Energy provider Pacific Gas and Electric, which provides power for 16 million Californians between North State California to the outskirts of the greater Los Angeles area, announced of Friday that customers should prepare for another high temporary power outage season due to the wildfire season nearing.
Following the disastrous 2018 Camp Fire that claimed the lives of over 80 people in the town of Paradise and destroyed over 18,000 structures, PG&E was found to be at fault for, among other things, having faulty transmission wiring and not clearing dry brush, and was subsequently ordered to pay over $24,5 billion in fines and settlements. The rapid rise of insurance claims against the company also brought PG&E into bankruptcy in early 2019. After nearly being taken over by the state, the company eventually exited bankruptcy under strict terms in July 2020, and has since continued to pay fines for various wildfires across the state.
As a precaution, the company also instituted planned blackouts to avoid any more costly wildfires, especially during dry or high wind situations. However, that decision left hundreds of thousands of Californians without power for days on end in 2019 and 2020.
Despite judges ordering PG&E to ramp up efforts to inspect power lines, clear brush, and trim trees to reduce wildfire risk, PG&E noted earlier this year that they are far behind in their efforts to reduce wildfire risk.

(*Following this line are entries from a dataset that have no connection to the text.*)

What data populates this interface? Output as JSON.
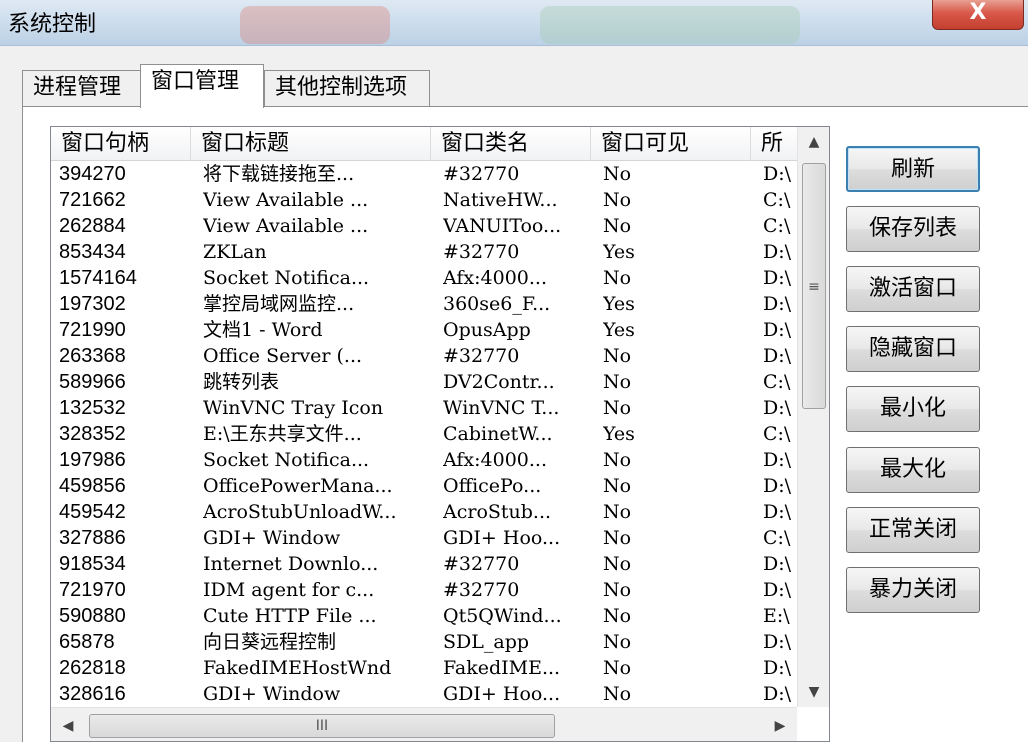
{
  "window": {
    "title": "系统控制",
    "close_glyph": "X"
  },
  "tabs": [
    {
      "label": "进程管理"
    },
    {
      "label": "窗口管理"
    },
    {
      "label": "其他控制选项"
    }
  ],
  "list": {
    "columns": [
      "窗口句柄",
      "窗口标题",
      "窗口类名",
      "窗口可见",
      "所"
    ],
    "rows": [
      [
        "394270",
        "将下载链接拖至...",
        "#32770",
        "No",
        "D:\\"
      ],
      [
        "721662",
        "View Available ...",
        "NativeHW...",
        "No",
        "C:\\"
      ],
      [
        "262884",
        "View Available ...",
        "VANUIToo...",
        "No",
        "C:\\"
      ],
      [
        "853434",
        "ZKLan",
        "#32770",
        "Yes",
        "D:\\"
      ],
      [
        "1574164",
        "Socket Notifica...",
        "Afx:4000...",
        "No",
        "D:\\"
      ],
      [
        "197302",
        "掌控局域网监控...",
        "360se6_F...",
        "Yes",
        "D:\\"
      ],
      [
        "721990",
        "文档1 - Word",
        "OpusApp",
        "Yes",
        "D:\\"
      ],
      [
        "263368",
        "Office Server (...",
        "#32770",
        "No",
        "D:\\"
      ],
      [
        "589966",
        "跳转列表",
        "DV2Contr...",
        "No",
        "C:\\"
      ],
      [
        "132532",
        "WinVNC Tray Icon",
        "WinVNC T...",
        "No",
        "D:\\"
      ],
      [
        "328352",
        "E:\\王东共享文件...",
        "CabinetW...",
        "Yes",
        "C:\\"
      ],
      [
        "197986",
        "Socket Notifica...",
        "Afx:4000...",
        "No",
        "D:\\"
      ],
      [
        "459856",
        "OfficePowerMana...",
        "OfficePo...",
        "No",
        "D:\\"
      ],
      [
        "459542",
        "AcroStubUnloadW...",
        "AcroStub...",
        "No",
        "D:\\"
      ],
      [
        "327886",
        "GDI+ Window",
        "GDI+ Hoo...",
        "No",
        "C:\\"
      ],
      [
        "918534",
        "Internet Downlo...",
        "#32770",
        "No",
        "D:\\"
      ],
      [
        "721970",
        "IDM agent for c...",
        "#32770",
        "No",
        "D:\\"
      ],
      [
        "590880",
        "Cute HTTP File ...",
        "Qt5QWind...",
        "No",
        "E:\\"
      ],
      [
        "65878",
        "向日葵远程控制",
        "SDL_app",
        "No",
        "D:\\"
      ],
      [
        "262818",
        "FakedIMEHostWnd",
        "FakedIME...",
        "No",
        "D:\\"
      ],
      [
        "328616",
        "GDI+ Window",
        "GDI+ Hoo...",
        "No",
        "D:\\"
      ]
    ]
  },
  "scrollbar": {
    "up": "▲",
    "down": "▼",
    "left": "◀",
    "right": "▶",
    "vgrip": "≡",
    "hgrip": "III"
  },
  "buttons": [
    {
      "label": "刷新"
    },
    {
      "label": "保存列表"
    },
    {
      "label": "激活窗口"
    },
    {
      "label": "隐藏窗口"
    },
    {
      "label": "最小化"
    },
    {
      "label": "最大化"
    },
    {
      "label": "正常关闭"
    },
    {
      "label": "暴力关闭"
    }
  ]
}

That, along with high winds expected to be back, and drier than usual conditions across Northern and Central California due to the drought, led PG&E to announce that blackouts would be returning in 2021, albeit, according to PG&E officials, not being as bad as the 2019 planned blackouts.

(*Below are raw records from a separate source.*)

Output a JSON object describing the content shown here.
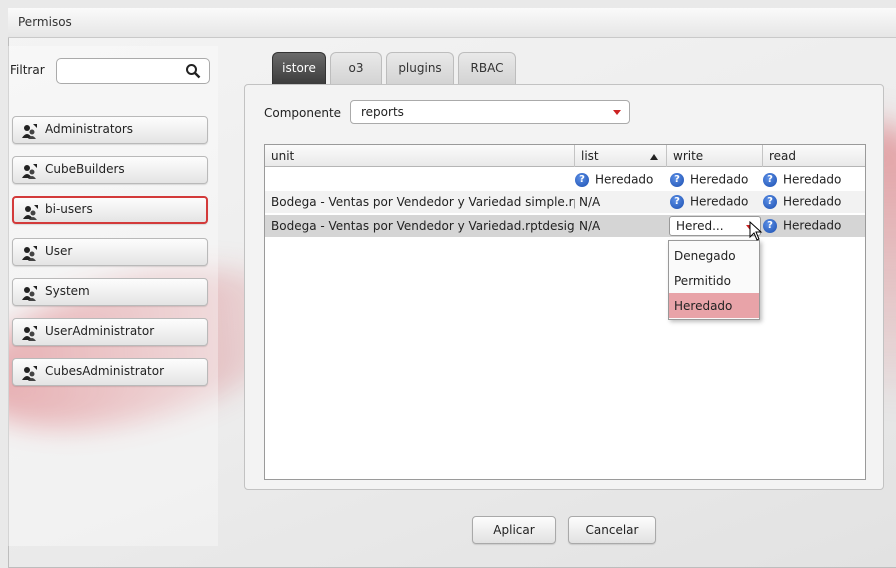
{
  "dialog": {
    "title": "Permisos"
  },
  "filter": {
    "label": "Filtrar",
    "value": "",
    "placeholder": ""
  },
  "users": [
    {
      "label": "Administrators",
      "selected": false
    },
    {
      "label": "CubeBuilders",
      "selected": false
    },
    {
      "label": "bi-users",
      "selected": true
    },
    {
      "label": "User",
      "selected": false
    },
    {
      "label": "System",
      "selected": false
    },
    {
      "label": "UserAdministrator",
      "selected": false
    },
    {
      "label": "CubesAdministrator",
      "selected": false
    }
  ],
  "tabs": [
    {
      "label": "istore",
      "active": true
    },
    {
      "label": "o3",
      "active": false
    },
    {
      "label": "plugins",
      "active": false
    },
    {
      "label": "RBAC",
      "active": false
    }
  ],
  "componente": {
    "label": "Componente",
    "value": "reports"
  },
  "grid": {
    "columns": [
      "unit",
      "list",
      "write",
      "read"
    ],
    "sorted_column": "list",
    "rows": [
      {
        "unit": "",
        "list": "Heredado",
        "write": "Heredado",
        "read": "Heredado"
      },
      {
        "unit": "Bodega - Ventas por Vendedor y Variedad simple.rptdesign",
        "list": "N/A",
        "write": "Heredado",
        "read": "Heredado"
      },
      {
        "unit": "Bodega - Ventas por Vendedor y Variedad.rptdesign",
        "list": "N/A",
        "write": "Hered...",
        "read": "Heredado"
      }
    ]
  },
  "dropdown": {
    "options": [
      "Denegado",
      "Permitido",
      "Heredado"
    ],
    "highlighted": "Heredado"
  },
  "buttons": {
    "apply": "Aplicar",
    "cancel": "Cancelar"
  },
  "icons": {
    "user": "user-group-icon",
    "help": "question-icon",
    "search": "search-icon"
  },
  "colors": {
    "selection_border": "#d33a3a",
    "highlight": "#e8a3a8",
    "help_icon": "#1c4fb0",
    "dropdown_caret": "#cc2222"
  }
}
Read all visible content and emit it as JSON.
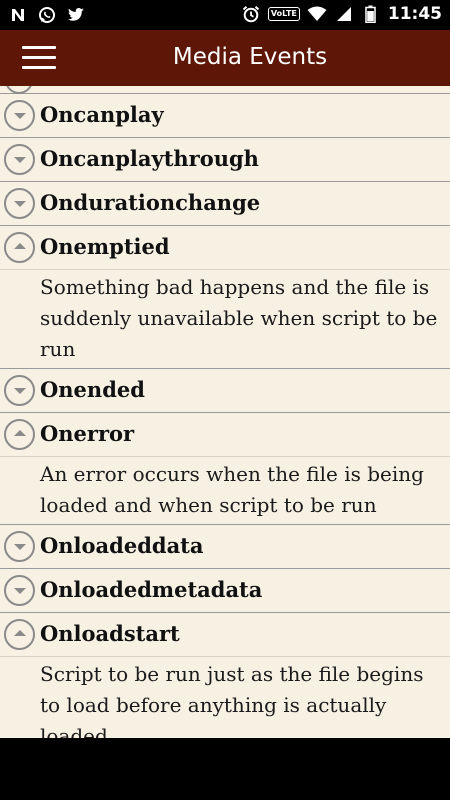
{
  "status_bar": {
    "left_icons": [
      "n-notification-icon",
      "whatsapp-icon",
      "twitter-icon"
    ],
    "right_icons": [
      "alarm-icon",
      "volte-icon",
      "wifi-icon",
      "signal-icon",
      "battery-icon"
    ],
    "volte_label": "VoLTE",
    "time": "11:45"
  },
  "toolbar": {
    "title": "Media Events",
    "background": "#5e1707"
  },
  "items": [
    {
      "title": "Oncanplay",
      "expanded": false,
      "description": ""
    },
    {
      "title": "Oncanplaythrough",
      "expanded": false,
      "description": ""
    },
    {
      "title": "Ondurationchange",
      "expanded": false,
      "description": ""
    },
    {
      "title": "Onemptied",
      "expanded": true,
      "description": "Something bad happens and the file is suddenly unavailable when script to be run"
    },
    {
      "title": "Onended",
      "expanded": false,
      "description": ""
    },
    {
      "title": "Onerror",
      "expanded": true,
      "description": "An error occurs when the file is being loaded and when script to be run"
    },
    {
      "title": "Onloadeddata",
      "expanded": false,
      "description": ""
    },
    {
      "title": "Onloadedmetadata",
      "expanded": false,
      "description": ""
    },
    {
      "title": "Onloadstart",
      "expanded": true,
      "description": "Script to be run just as the file begins to load before anything is actually loaded"
    }
  ]
}
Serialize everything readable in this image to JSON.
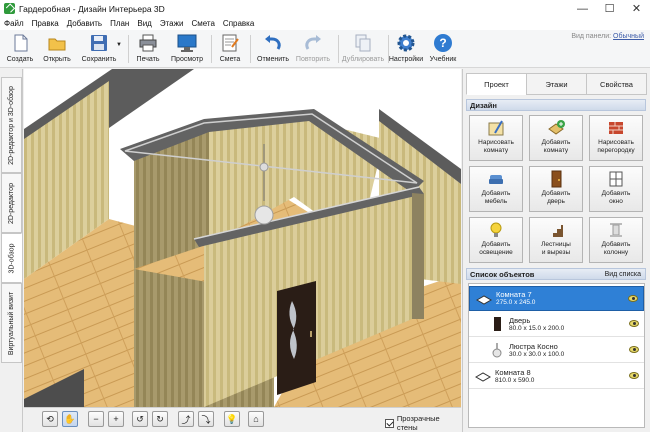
{
  "window": {
    "title": "Гардеробная - Дизайн Интерьера 3D",
    "minimize": "—",
    "maximize": "☐",
    "close": "✕"
  },
  "menu": [
    "Файл",
    "Правка",
    "Добавить",
    "План",
    "Вид",
    "Этажи",
    "Смета",
    "Справка"
  ],
  "toolbar": {
    "create": "Создать",
    "open": "Открыть",
    "save": "Сохранить",
    "print": "Печать",
    "preview": "Просмотр",
    "estimate": "Смета",
    "undo": "Отменить",
    "redo": "Повторить",
    "duplicate": "Дублировать",
    "settings": "Настройки",
    "tutorial": "Учебник",
    "panel_view_label": "Вид панели:",
    "panel_view_value": "Обычный"
  },
  "left_tabs": [
    "2D-редактор и 3D-обзор",
    "2D-редактор",
    "3D-обзор",
    "Виртуальный визит"
  ],
  "right_tabs": [
    "Проект",
    "Этажи",
    "Свойства"
  ],
  "design": {
    "header": "Дизайн",
    "buttons": [
      [
        "Нарисовать",
        "комнату"
      ],
      [
        "Добавить",
        "комнату"
      ],
      [
        "Нарисовать",
        "перегородку"
      ],
      [
        "Добавить",
        "мебель"
      ],
      [
        "Добавить",
        "дверь"
      ],
      [
        "Добавить",
        "окно"
      ],
      [
        "Добавить",
        "освещение"
      ],
      [
        "Лестницы",
        "и вырезы"
      ],
      [
        "Добавить",
        "колонну"
      ]
    ]
  },
  "objects": {
    "header": "Список объектов",
    "view_list": "Вид списка",
    "items": [
      {
        "name": "Комната 7",
        "dims": "275.0 x 245.0"
      },
      {
        "name": "Дверь",
        "dims": "80.0 x 15.0 x 200.0"
      },
      {
        "name": "Люстра Косно",
        "dims": "30.0 x 30.0 x 100.0"
      },
      {
        "name": "Комната 8",
        "dims": "810.0 x 590.0"
      }
    ]
  },
  "bottom": {
    "transparent_walls": "Прозрачные стены"
  },
  "colors": {
    "accent": "#2f80d6",
    "floor": "#e2b873",
    "wall_top": "#6a6a6a"
  }
}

“The big, big variable that’s unpredictable here is the wind,” said PG&E Risk Officer Sumeet Singh earlier this week. “But in all the forecasts that we’ve done, we do not see ourselves getting back to the same kind of power outage events like we saw in 2019.”
PG&E said in their press release that, in addition to shutdowns, homeowners should keep a 100 foot defensible space around their home and keep out flammable materials to hinder wildfire growth.

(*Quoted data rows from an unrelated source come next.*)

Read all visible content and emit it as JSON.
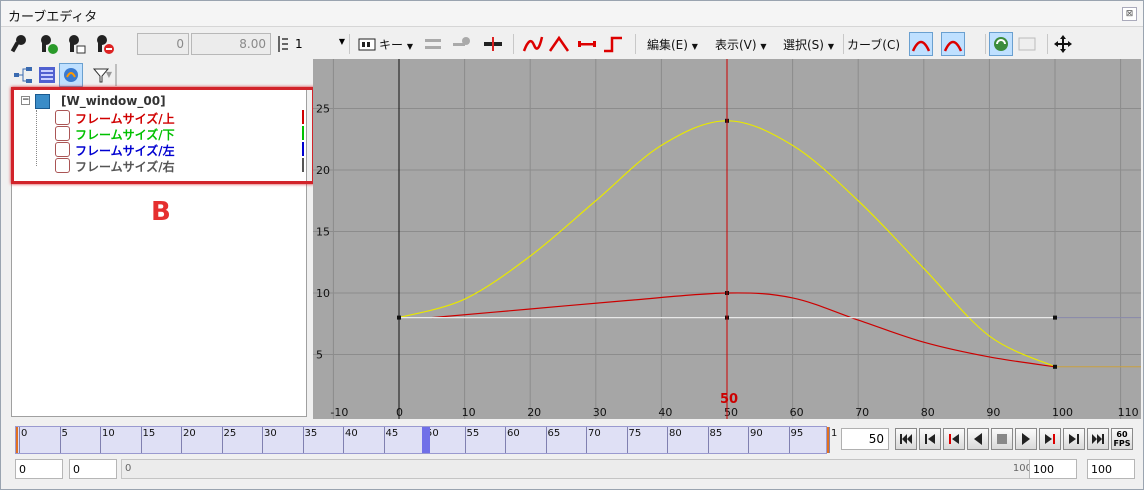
{
  "window": {
    "title": "カーブエディタ",
    "close_glyph": "⊠"
  },
  "toolbar": {
    "start_value": "0",
    "end_value": "8.00",
    "step_value": "1",
    "key_menu": "キー",
    "edit_menu": "編集(E)",
    "view_menu": "表示(V)",
    "select_menu": "選択(S)",
    "curve_menu": "カーブ(C)"
  },
  "tree": {
    "root_label": "[W_window_00]",
    "items": [
      {
        "label": "フレームサイズ/上",
        "color": "#d00000"
      },
      {
        "label": "フレームサイズ/下",
        "color": "#00c000"
      },
      {
        "label": "フレームサイズ/左",
        "color": "#0000d0"
      },
      {
        "label": "フレームサイズ/右",
        "color": "#555555"
      }
    ]
  },
  "annotation": {
    "label": "B"
  },
  "graph": {
    "y_ticks": [
      "25",
      "20",
      "15",
      "10",
      "5"
    ],
    "x_ticks": [
      "-10",
      "0",
      "10",
      "20",
      "30",
      "40",
      "50",
      "60",
      "70",
      "80",
      "90",
      "100",
      "110"
    ],
    "current_frame_label": "50",
    "colors": {
      "background": "#a6a6a6",
      "grid": "#8c8c8c",
      "playhead": "#cc0000",
      "curve_yellow": "#e8e800",
      "curve_red": "#cc0000",
      "curve_white": "#e8e8e8"
    }
  },
  "chart_data": {
    "type": "line",
    "title": "",
    "xlabel": "",
    "ylabel": "",
    "xlim": [
      -10,
      110
    ],
    "ylim": [
      0,
      26
    ],
    "series": [
      {
        "color": "#e8e800",
        "x": [
          0,
          10,
          20,
          30,
          40,
          50,
          60,
          70,
          80,
          90,
          100
        ],
        "y": [
          8,
          9.5,
          13,
          17.5,
          22,
          24,
          22,
          17.5,
          12,
          6.5,
          4
        ]
      },
      {
        "color": "#cc0000",
        "x": [
          5,
          20,
          35,
          50,
          60,
          70,
          80,
          90,
          100
        ],
        "y": [
          8,
          8.7,
          9.4,
          10,
          9.6,
          7.8,
          6,
          4.8,
          4
        ]
      },
      {
        "color": "#e8e8e8",
        "x": [
          0,
          50,
          100
        ],
        "y": [
          8,
          8,
          8
        ]
      }
    ]
  },
  "timeline": {
    "ticks": [
      "0",
      "5",
      "10",
      "15",
      "20",
      "25",
      "30",
      "35",
      "40",
      "45",
      "50",
      "55",
      "60",
      "65",
      "70",
      "75",
      "80",
      "85",
      "90",
      "95",
      "1"
    ],
    "current_frame": "50"
  },
  "transport": {
    "fps_label": "60 FPS"
  },
  "bottom": {
    "field_a": "0",
    "field_b": "0",
    "scroll_start": "0",
    "scroll_end": "100",
    "field_c": "100",
    "field_d": "100"
  }
}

Planned blackouts and wildfire protection
“As California heads into wildfire season and with 77 percent of the state facing extreme or exceptional drought conditions, according to the U.S. Drought Monitor, PG&E urges customers and the communities it serves to prepare now and take safety precautions to reduce wildfire risk,” said the company in their release on Thursday. “California law requires homeowners to maintain 100 feet of defensible space around homes and structures, or to the property line, by clearing out flammable materials such as brush or vegetation to help halt the progress of an approaching wildfire. This defensible space also provides for firefighter safety while they protect homes during a wildfire.
“According to the Fire Safe Council of Santa Cruz County, creating a buffer around your home does not mean you need a ring of bare dirt surrounding your property. With proper planning, you can have a fire safe home and a beautiful landscape. The general concept is that trees should be kept farthest from the house, shrubs can be closer, and lawns and bedding plants can be the closest.
“During severe weather, PG&E may need to turn off power for public safety as high winds can cause tree branches or debris to contact energized electric lines, which could damage electrical equipment and cause a major wildfire.
“Extreme weather threats can change quickly. PG&E’s goal, dependent on weather and other factors, is to send customer alerts through automated calls, texts, and emails at 48 hours, again at 24 hours, and once more just prior to shutting off power.”
PG&E also suggested clearing brush off of roofs, trimming trees, and looking into programs provided by PG&E for power outage assistance, such as generator rebate programs.
Critics, however, pointed out that PG&E is possibly preparing for larger than normal power outages despite saying previously that they wouldn’t be as bad as 2019.
“They’re trying to be the good guy here,” Dory Isley, a former customer relations supervisor for a power company, explained to the Globe on Friday. “But they are offering rebates on power generators. They are talking portable batteries. This isn’t some small-scale thing. They are expecting big swaths out. I haven’t seen wording like this since I worked in the Southeast when power companies sent out hurricane guidance.”
“They’re trying to play it off, but in reality they don’t want people rally against them for all of these power outages that they themselves are partially to blame for not fixing things fast enough. They even put some blame on the people, pointing out state laws there.
“Bottom line, they’re deflecting on how much the blackouts are still going to be their fault.”
California wildfire season is expected to begin in early July, although many experts note that, due to the environmental conditions, it is more of a soft season beginning, with large wildfires being possible at any time.